Yes it is that time again, when we all make a commitment to lose weight, get fit, drink less, quit smoking, stress less or maybe just enjoy life more.
According to research and articles which I have read, approximately 70% of us are able keep the resolution in the first two weeks, I have no idea what happens to the other 30%. By six months this figure has fallen to less than 50% and drops again to under 20% by year’s end. Obviously we are not all that good at commitment.
This year I turn 60, so my resolutions from previous years have changed a little. Even though I may not see myself as getting older and about to enter the next phase of my life, retirement, it is issue I would be foolish to ignore.

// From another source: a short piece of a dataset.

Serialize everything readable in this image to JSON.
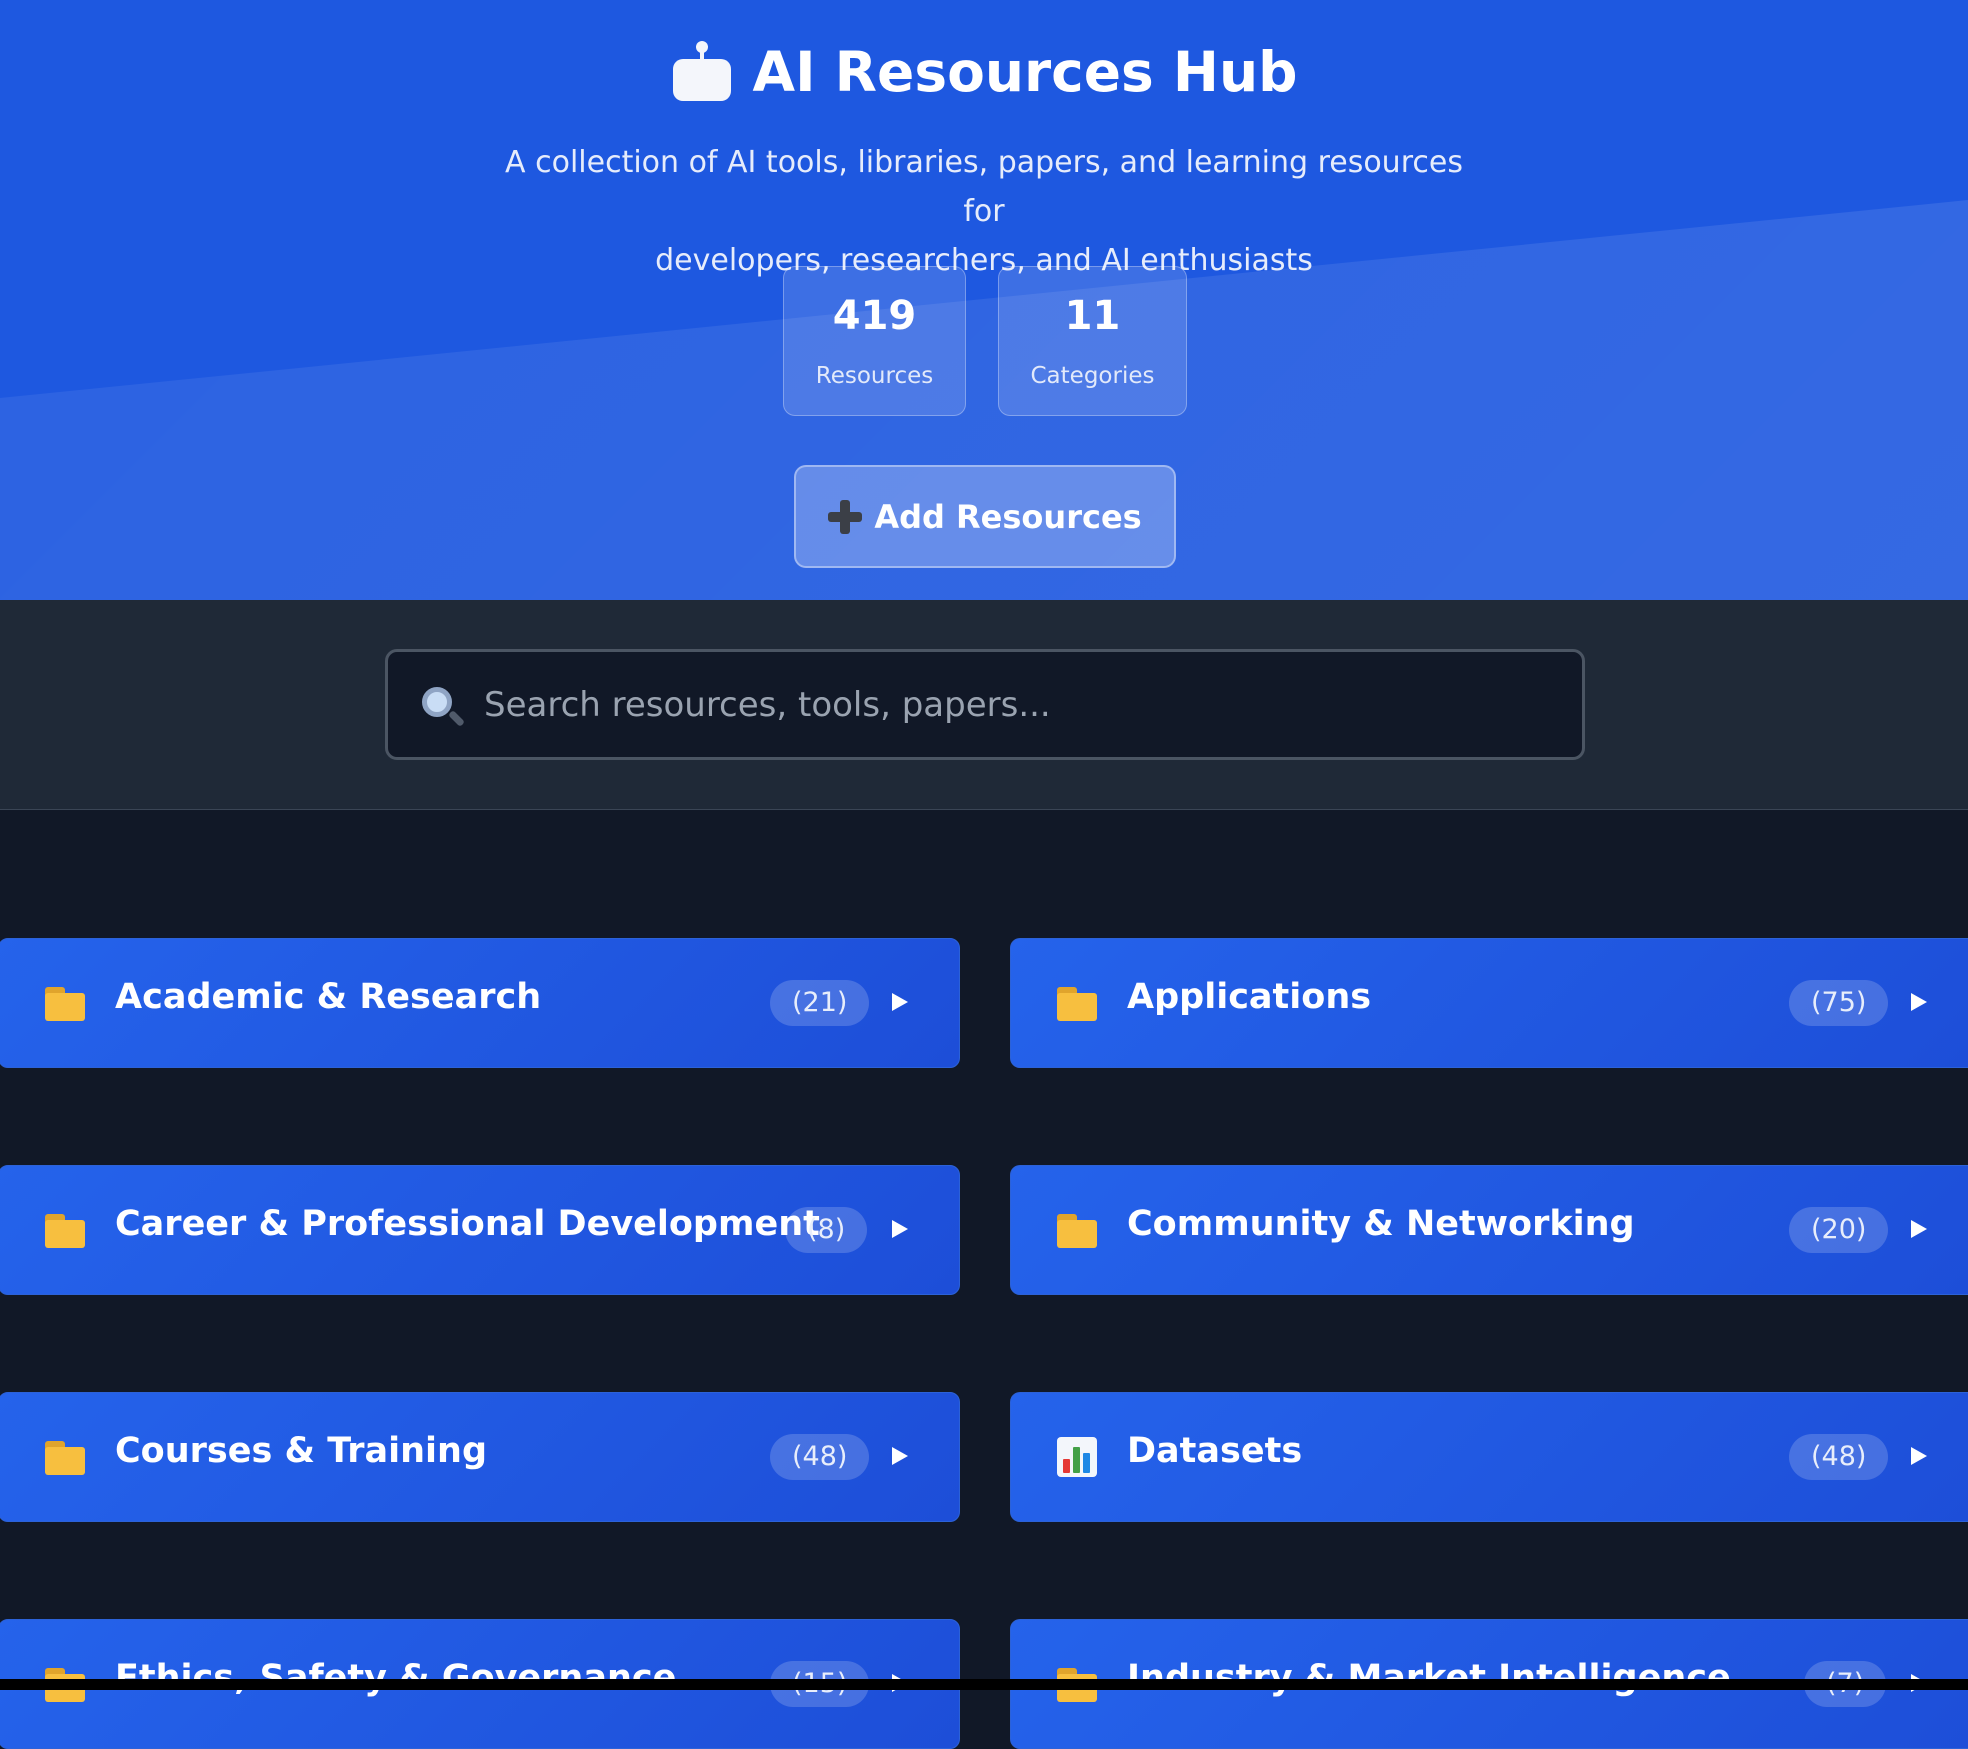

My good friend PK has written on a number of occasions about the financial requirements of retirement and how much you need to have in superannuation to achieve a comfortable retirement or a modest retirement. I do not have enough to live a modest lifestyle let alone the comfortable lifestyle.
So my New Year resolution this year is a target, which I think is always important when you commit to a change in your lifestyle. My target is to double the monies I have in superannuation in five years.
If I were to do nothing, according to the rule of 72*, I would require a compounding annual interest rate of 14.4% to achieve my target. The likelihood of this occurring is virtually zero
So what is my plan?
As I am over the age of 50 I am able to make yearly concessional contributions up to $35,000.
What are concessional contributions? As an employee these are the superannuation guarantee contributions made by my employer plus those amounts I choose to salary sacrifice to superannuation. In very simple terms, contributions made prior to tax being deducted at my marginal tax rate. Sure tax is paid by the superannuation fund, but this would be at a rate of 15%, which is less than my marginal tax rate.
The next step in my plan is to also make non-concessional contributions. Contributions on which I have already paid tax. The non-concessional contributions cap is $180,000 per annum, an amount I can only dream about. So yes, I will be making non-concessional contributions in addition to the concessional contributions.
The most important step in my plan was to ensure I spoke to someone who could explain the complexities associated with concessional and non-concessional contributions, because if I contribute too much there are tax penalties and if I contribute too little I do not achieve my target.
This person also acts as my coach ensuring I remain committed to my target and do not look for excuses to deviate from the master plan.
I believe for any New Year resolution to succeed they need to be specific, target driven and supervised by someone who will hold you accountable when you step away from the path that is required to be followed.
Being vague about what you what to achieve, whether it be weight loss, fitness or financial, leaves you with too much space to fall short or to just step away from the original commitment.
The other very important rule is to make the target realistic and to take into account other issues in your life, do not make the resolutions so all-consuming that it contributes to an increasing level of stress in your life.
Good luck and all the very best for 2016 may it be all you hope for.
*Rule of 72 – divide the number 72 by the interest rate you are currently receiving to provide you with the number of years it will take to double your money or vice versa divide 72 by the number of years you would like to double your money to show the interest rate you need to obtain.4